How Apologies Can Help You Move Forward With Your Life
"To err is human; to forgive divine." But what if the person who hurt you most refuses to apologize or express any regret?
That's the question haunting Manhattan journalist Susan Shapiro when her trusted advisor of fifteen years repeatedly lies to her. Stunned by the betrayal, she can barely eat or sleep. She's always seen herself as big-hearted and benevolent, someone who will forgive anyone anything - as long as they're remorseful. Yet the addiction specialist who helped her quit smoking, drinking and drugs after decades of self-destruction won't explain - or stop - his ongoing deceit, leaving her blindsided. Her crisis management strategy is becoming her crisis.
To protect her sanity and sobriety, Shapiro ends their relationship and vows they'll never speak again. Yet ghosting him doesn't end her distress. She has screaming arguments with him in her mind, relives their fallout in panicked nightmares and even lights a candle, chanting a secret Yiddish curse to exact revenge.
In her entrancing, heartfelt new memoir The Forgiveness Tour: How to Find the Perfect Apology
, Shapiro wrestles with how to exonerate someone who can't cough up a measly "my bad" or mumble "mea culpa." Seeking wisdom, she explores the billion-dollar Forgiveness Industry touting the personal benefits of absolution, where the only choice on every channel is: radical forgiveness. She fears it's all bullshit.
Desperate for enlightenment, she surveys her old rabbis, as well as religious leaders from every denomination. Unable to reconcile all the confusing abstractions, she embarks on a cross country journey where she interviews people who suffered unforgivable wrongs that were never atoned: victims of genocides, sexual assault, infidelity, cruelty and racism. A Holocaust survivor in D.C. admits he's thrived from spite. A Michigan man meets with the drunk driver who killed his wife and children. A daughter in Seattle grapples with her mother - who stayed married to the father who raped her. Knowing their estrangement isn't her fault, a Florida mom spends eight years apologizing to her son anyway -with surprising results.

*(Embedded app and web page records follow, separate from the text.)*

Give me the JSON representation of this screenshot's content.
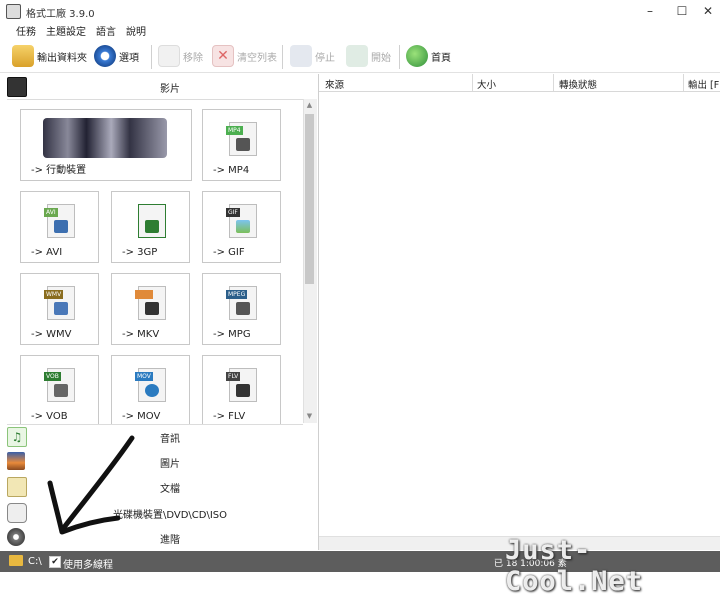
{
  "window": {
    "title": "格式工廠 3.9.0",
    "minimize": "–",
    "maximize": "☐",
    "close": "✕"
  },
  "menu": [
    "任務",
    "主題設定",
    "語言",
    "說明"
  ],
  "toolbar": {
    "output_folder": "輸出資料夾",
    "options": "選項",
    "remove": "移除",
    "clear_list": "清空列表",
    "stop": "停止",
    "start": "開始",
    "home": "首頁"
  },
  "left": {
    "video_header": "影片",
    "video_tiles": [
      {
        "label": "-> 行動裝置"
      },
      {
        "label": "-> MP4",
        "tag": "MP4",
        "tag_color": "#4caf50"
      },
      {
        "label": "-> AVI",
        "tag": "AVI",
        "tag_color": "#6aa84f"
      },
      {
        "label": "-> 3GP",
        "tag": "",
        "tag_color": "#2e7d32"
      },
      {
        "label": "-> GIF",
        "tag": "GIF",
        "tag_color": "#333333"
      },
      {
        "label": "-> WMV",
        "tag": "WMV",
        "tag_color": "#8a6d1f"
      },
      {
        "label": "-> MKV",
        "tag": "",
        "tag_color": "#e08a3a"
      },
      {
        "label": "-> MPG",
        "tag": "MPEG",
        "tag_color": "#2c5f8a"
      },
      {
        "label": "-> VOB",
        "tag": "VOB",
        "tag_color": "#2e7d32"
      },
      {
        "label": "-> MOV",
        "tag": "MOV",
        "tag_color": "#2b7bc0"
      },
      {
        "label": "-> FLV",
        "tag": "FLV",
        "tag_color": "#444444"
      }
    ],
    "categories": [
      "音訊",
      "圖片",
      "文檔",
      "光碟機裝置\\DVD\\CD\\ISO",
      "進階"
    ]
  },
  "list": {
    "columns": [
      "來源",
      "大小",
      "轉換狀態",
      "輸出 [F"
    ]
  },
  "status": {
    "path": "C:\\",
    "multithread_checked": "✔",
    "multithread_label": "使用多線程",
    "right_text": "已    18        1:00:06            素"
  },
  "watermark": "Just-Cool.Net",
  "colors": {
    "accent_blue": "#2b7bc0",
    "status_bar": "#5d5d5d"
  }
}
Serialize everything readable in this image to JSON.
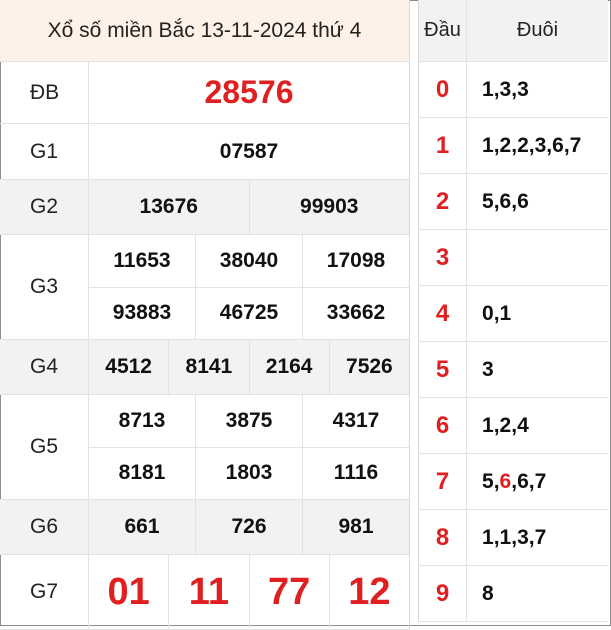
{
  "title": "Xổ số miền Bắc 13-11-2024 thứ 4",
  "prizes": [
    {
      "label": "ĐB",
      "rows": [
        [
          "28576"
        ]
      ]
    },
    {
      "label": "G1",
      "rows": [
        [
          "07587"
        ]
      ]
    },
    {
      "label": "G2",
      "rows": [
        [
          "13676",
          "99903"
        ]
      ]
    },
    {
      "label": "G3",
      "rows": [
        [
          "11653",
          "38040",
          "17098"
        ],
        [
          "93883",
          "46725",
          "33662"
        ]
      ]
    },
    {
      "label": "G4",
      "rows": [
        [
          "4512",
          "8141",
          "2164",
          "7526"
        ]
      ]
    },
    {
      "label": "G5",
      "rows": [
        [
          "8713",
          "3875",
          "4317"
        ],
        [
          "8181",
          "1803",
          "1116"
        ]
      ]
    },
    {
      "label": "G6",
      "rows": [
        [
          "661",
          "726",
          "981"
        ]
      ]
    },
    {
      "label": "G7",
      "rows": [
        [
          "01",
          "11",
          "77",
          "12"
        ]
      ]
    }
  ],
  "loto": {
    "head_label": "Đầu",
    "tail_label": "Đuôi",
    "rows": [
      {
        "head": "0",
        "tails": [
          "1",
          "3",
          "3"
        ]
      },
      {
        "head": "1",
        "tails": [
          "1",
          "2",
          "2",
          "3",
          "6",
          "7"
        ]
      },
      {
        "head": "2",
        "tails": [
          "5",
          "6",
          "6"
        ]
      },
      {
        "head": "3",
        "tails": []
      },
      {
        "head": "4",
        "tails": [
          "0",
          "1"
        ]
      },
      {
        "head": "5",
        "tails": [
          "3"
        ]
      },
      {
        "head": "6",
        "tails": [
          "1",
          "2",
          "4"
        ]
      },
      {
        "head": "7",
        "tails": [
          "5",
          "6",
          "6",
          "7"
        ],
        "highlight_index": 1
      },
      {
        "head": "8",
        "tails": [
          "1",
          "1",
          "3",
          "7"
        ]
      },
      {
        "head": "9",
        "tails": [
          "8"
        ]
      }
    ]
  },
  "colors": {
    "accent_red": "#e02020",
    "title_bg": "#fef1e7",
    "shade_bg": "#f2f2f2"
  }
}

Does love mean forever having to say you're sorry?
Critics praised Shapiro's previous memoir Lighting Up: How I Stopped Smoking, Drinking and Everything Else I Loved in Life Except Sex
as fiercely honest, fascinating, funny and "a mind-bendingly good read." Now the bestselling author and popular writing professor returns with a darker, wiser follow up, addressing the universal enigma of blind forgiving.
Shapiro's brilliant new gurus sooth her broken psyche and answer her burning mystery: How can you forgive someone without an apology? Does she? Should you?
About the Author
Susan Shapiro, an award-winning writing professor, freelances for The New York Times, The Wall Street Journal, New York Magazine, The Washington Post, The Los Angeles Times, Newsweek, Salon, Tablet, The Forward, Elle, Marie Claire, Oprah, Wired and The New Yorker online. She's the national bestselling author/coauthor of 13 books her family hates, including Unhooked, Five Men Who Broke My Heart, Lighting Up, The Bosnia List and The Byline Bible. She and her scriptwriter husband, a New York University professor, live in Greenwich Village, where she teaches her popular "instant gratification takes too long" classes at The New School, NYU, Columbia University, and private online classes. Follow her on Twitter @susanshapironet and Instagram @Profsue123.